Recently, The Marine Mammal Center, National Park Service (NPS), and NOAA’s Center for Operational Oceanographic Products and Services (CO-OPS) partnered to install a webcam at the CO-OPS tide gauge at Point Reyes to allow the public to observe marine mammal releases. But, the partnerships did not have a method for storing the images and videos or making the historic footage accessible. The historic imagery has many potential uses, including viewing previous releases, training artificial intelligence models to detect different species, and tracking high water events and erosion.
“For CO-OPS this is a great example of leveraging our state-of-the art tide gauges to collect additional environmental observations. Cameras have tremendous potential to monitor physical changes along our coastlines, including observing the impacts of coastal flooding on our natural and built landscapes. We are thrilled to be able to partner with The Marine Mammal Center, National Park Service, and SECOORA, and look forward to similar collaborations at additional tide gauges in the future,” said Gregory Dusek, Senior Scientist at NOAA’s Center for Operational Oceanographic Products and Services.
How WebCOOS helped
WebCOOS, the Webcams for Coastal Observation System, is a network of low-cost webcams throughout the Southeast being implemented by SECOORA with a team of researchers. WebCOOS is partnering with a variety of organizations, including The Marine Mammal Center, to pull in the video stream and store and disseminate the historic footage at webcoos.org.
WebCOOS is designed to inform quantitative scientific analysis, public safety, and resource management for coastal communities. WebCOOS established standardized data processing and management methodology to provide stakeholders with actionable information from webcams.
This partnership with WebCOOS enables The Marine Mammal Center and NPS to reference and utilize the historic data to support their programs and will allow for other users to access the data.

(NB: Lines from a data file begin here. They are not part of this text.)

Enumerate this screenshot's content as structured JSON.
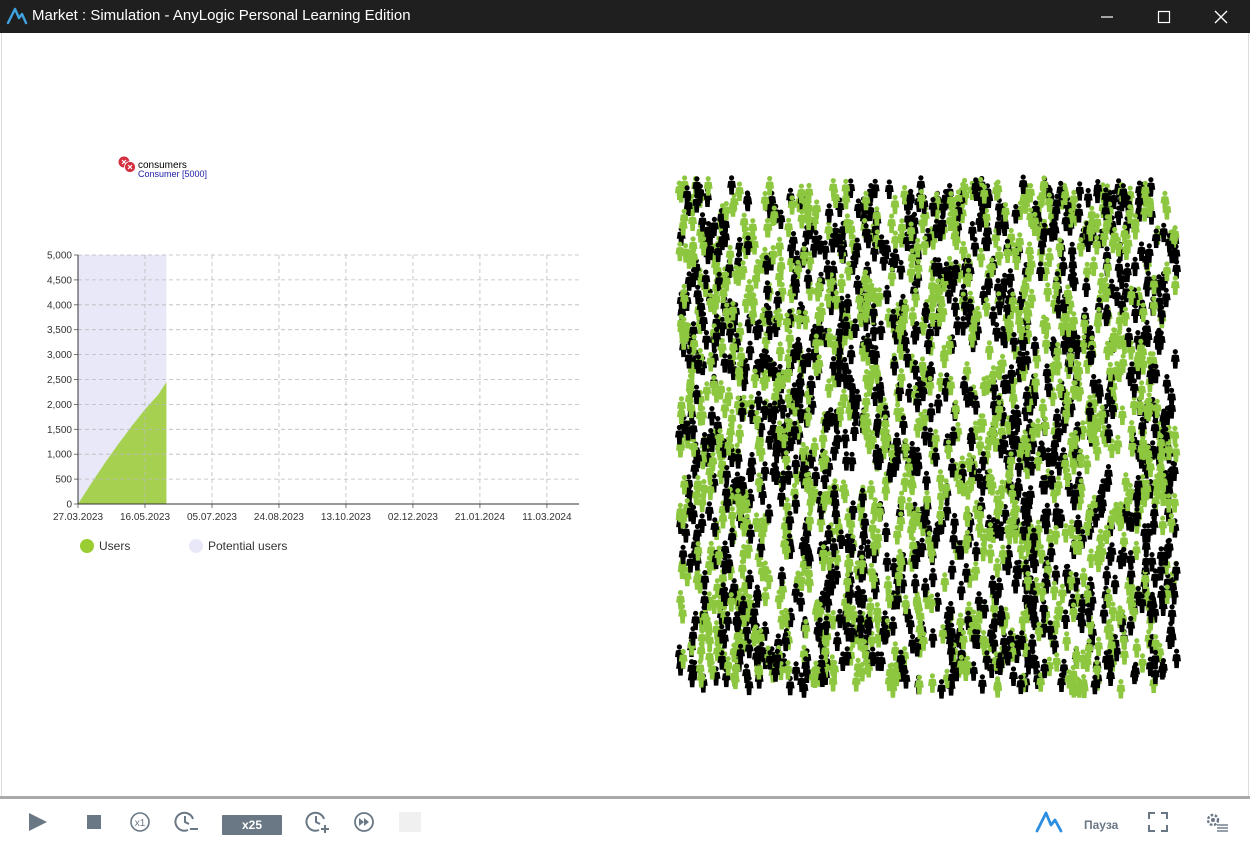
{
  "window": {
    "title": "Market : Simulation - AnyLogic Personal Learning Edition",
    "icon": "anylogic-logo-icon",
    "controls": [
      "minimize-icon",
      "maximize-icon",
      "close-icon"
    ]
  },
  "agent_population": {
    "name": "consumers",
    "type_label": "Consumer [5000]",
    "icon": "agent-population-icon",
    "icon_color": "#d32f3f"
  },
  "chart_data": {
    "type": "area",
    "y_ticks": [
      "0",
      "500",
      "1,000",
      "1,500",
      "2,000",
      "2,500",
      "3,000",
      "3,500",
      "4,000",
      "4,500",
      "5,000"
    ],
    "ylim": [
      0,
      5000
    ],
    "x_ticks": [
      "27.03.2023",
      "16.05.2023",
      "05.07.2023",
      "24.08.2023",
      "13.10.2023",
      "02.12.2023",
      "21.01.2024",
      "11.03.2024"
    ],
    "x_start": "27.03.2023",
    "grid": true,
    "legend_position": "bottom",
    "series": [
      {
        "name": "Users",
        "color": "#9acd32",
        "x": [
          "27.03.2023",
          "06.04.2023",
          "16.04.2023",
          "26.04.2023",
          "06.05.2023",
          "16.05.2023",
          "26.05.2023",
          "01.06.2023"
        ],
        "values": [
          0,
          420,
          820,
          1200,
          1560,
          1900,
          2200,
          2450
        ]
      },
      {
        "name": "Potential users",
        "color": "#e8e8f8",
        "x": [
          "27.03.2023",
          "06.04.2023",
          "16.04.2023",
          "26.04.2023",
          "06.05.2023",
          "16.05.2023",
          "26.05.2023",
          "01.06.2023"
        ],
        "values": [
          5000,
          5000,
          5000,
          5000,
          5000,
          5000,
          5000,
          5000
        ]
      }
    ]
  },
  "legend": [
    {
      "label": "Users",
      "color": "#9acd32"
    },
    {
      "label": "Potential users",
      "color": "#e8e8f8"
    }
  ],
  "crowd": {
    "colors": {
      "user": "#8dc63f",
      "potential": "#000000"
    }
  },
  "toolbar": {
    "speed_label": "x25",
    "pause_label": "Пауза",
    "icons": [
      "run-icon",
      "stop-icon",
      "realtime-x1-icon",
      "slow-down-icon",
      "speed-up-icon",
      "virtual-time-icon",
      "anylogic-logo-icon",
      "fullscreen-icon",
      "settings-icon"
    ],
    "accent": "#6a7785"
  }
}
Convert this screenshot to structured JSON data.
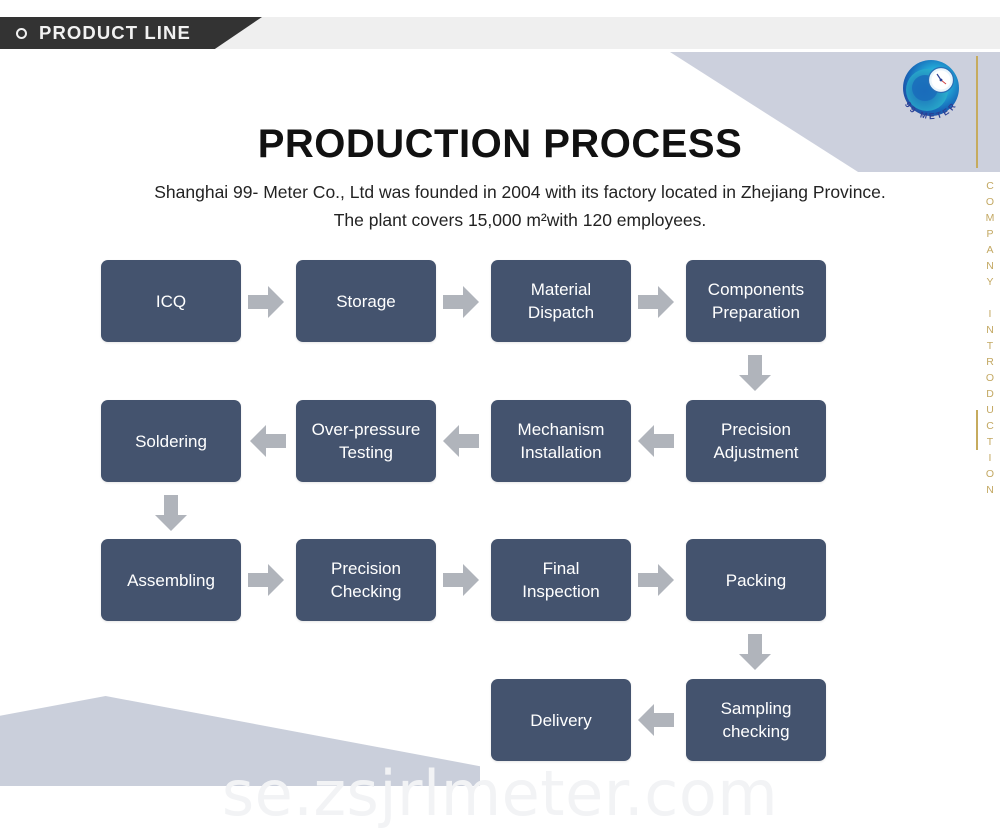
{
  "banner": {
    "label": "PRODUCT LINE",
    "icon": "ring-icon",
    "bg_color": "#333333",
    "text_color": "#f2f2f2"
  },
  "logo": {
    "name": "99-meter-logo",
    "brand_text": "99 METER",
    "colors": [
      "#1f6fb5",
      "#23b8c8",
      "#2a3f8f"
    ]
  },
  "side_rail": {
    "vertical_text": "COMPANY INTRODUCTION",
    "color": "#c3a862"
  },
  "header": {
    "title": "PRODUCTION PROCESS",
    "subtitle": "Shanghai 99- Meter Co., Ltd was founded in 2004 with its factory located in Zhejiang Province. The plant covers 15,000 m²with 120 employees."
  },
  "watermark": {
    "text": "se.zsjrlmeter.com",
    "color": "#f2f3f5"
  },
  "flow": {
    "box_color": "#44536E",
    "box_text_color": "#ffffff",
    "arrow_color": "#b0b4bb",
    "steps": [
      {
        "id": "icq",
        "label": "ICQ",
        "row": 1
      },
      {
        "id": "storage",
        "label": "Storage",
        "row": 1
      },
      {
        "id": "material-dispatch",
        "label": "Material\nDispatch",
        "row": 1
      },
      {
        "id": "components-preparation",
        "label": "Components\nPreparation",
        "row": 1
      },
      {
        "id": "precision-adjustment",
        "label": "Precision\nAdjustment",
        "row": 2
      },
      {
        "id": "mechanism-installation",
        "label": "Mechanism\nInstallation",
        "row": 2
      },
      {
        "id": "over-pressure-testing",
        "label": "Over-pressure\nTesting",
        "row": 2
      },
      {
        "id": "soldering",
        "label": "Soldering",
        "row": 2
      },
      {
        "id": "assembling",
        "label": "Assembling",
        "row": 3
      },
      {
        "id": "precision-checking",
        "label": "Precision\nChecking",
        "row": 3
      },
      {
        "id": "final-inspection",
        "label": "Final\nInspection",
        "row": 3
      },
      {
        "id": "packing",
        "label": "Packing",
        "row": 3
      },
      {
        "id": "sampling-checking",
        "label": "Sampling\nchecking",
        "row": 4
      },
      {
        "id": "delivery",
        "label": "Delivery",
        "row": 4
      }
    ],
    "labels": {
      "icq": "ICQ",
      "storage": "Storage",
      "material_dispatch_l1": "Material",
      "material_dispatch_l2": "Dispatch",
      "components_l1": "Components",
      "components_l2": "Preparation",
      "precision_adjustment_l1": "Precision",
      "precision_adjustment_l2": "Adjustment",
      "mechanism_l1": "Mechanism",
      "mechanism_l2": "Installation",
      "overpressure_l1": "Over-pressure",
      "overpressure_l2": "Testing",
      "soldering": "Soldering",
      "assembling": "Assembling",
      "precision_checking_l1": "Precision",
      "precision_checking_l2": "Checking",
      "final_inspection_l1": "Final",
      "final_inspection_l2": "Inspection",
      "packing": "Packing",
      "sampling_l1": "Sampling",
      "sampling_l2": "checking",
      "delivery": "Delivery"
    },
    "connectors": [
      {
        "from": "icq",
        "to": "storage",
        "dir": "right"
      },
      {
        "from": "storage",
        "to": "material-dispatch",
        "dir": "right"
      },
      {
        "from": "material-dispatch",
        "to": "components-preparation",
        "dir": "right"
      },
      {
        "from": "components-preparation",
        "to": "precision-adjustment",
        "dir": "down"
      },
      {
        "from": "precision-adjustment",
        "to": "mechanism-installation",
        "dir": "left"
      },
      {
        "from": "mechanism-installation",
        "to": "over-pressure-testing",
        "dir": "left"
      },
      {
        "from": "over-pressure-testing",
        "to": "soldering",
        "dir": "left"
      },
      {
        "from": "soldering",
        "to": "assembling",
        "dir": "down"
      },
      {
        "from": "assembling",
        "to": "precision-checking",
        "dir": "right"
      },
      {
        "from": "precision-checking",
        "to": "final-inspection",
        "dir": "right"
      },
      {
        "from": "final-inspection",
        "to": "packing",
        "dir": "right"
      },
      {
        "from": "packing",
        "to": "sampling-checking",
        "dir": "down"
      },
      {
        "from": "sampling-checking",
        "to": "delivery",
        "dir": "left"
      }
    ]
  }
}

To help improve their rip current forecast model, researchers on the WebCOOS team are evaluating the applicability of the camera feed for rip current detection and monitoring.
“The livestream footage from the webcam at Point Reyes National Seashore is not only a valuable real-time tool for the The Marine Mammal Center to help monitor our patient releases and current elephant seal rookery numbers,” said Justin Hodges, Northern Range Operations Manager at The Marine Mammal Center. “The stored historic video footage gathered through the partnership with WebCOOS will also provide key data for elephant seal population counts and the timing of annual pupping season as well as aiding in reducing wildlife harassment violations during these crucial birthing and nursing times.”
In addition to watching the live or archival webcam footage on the WebCOOS site, the public can text RELEASE to 65179 to receive text alerts on release days as well as marine mammal stories, news and more from The Marine Mammal Center.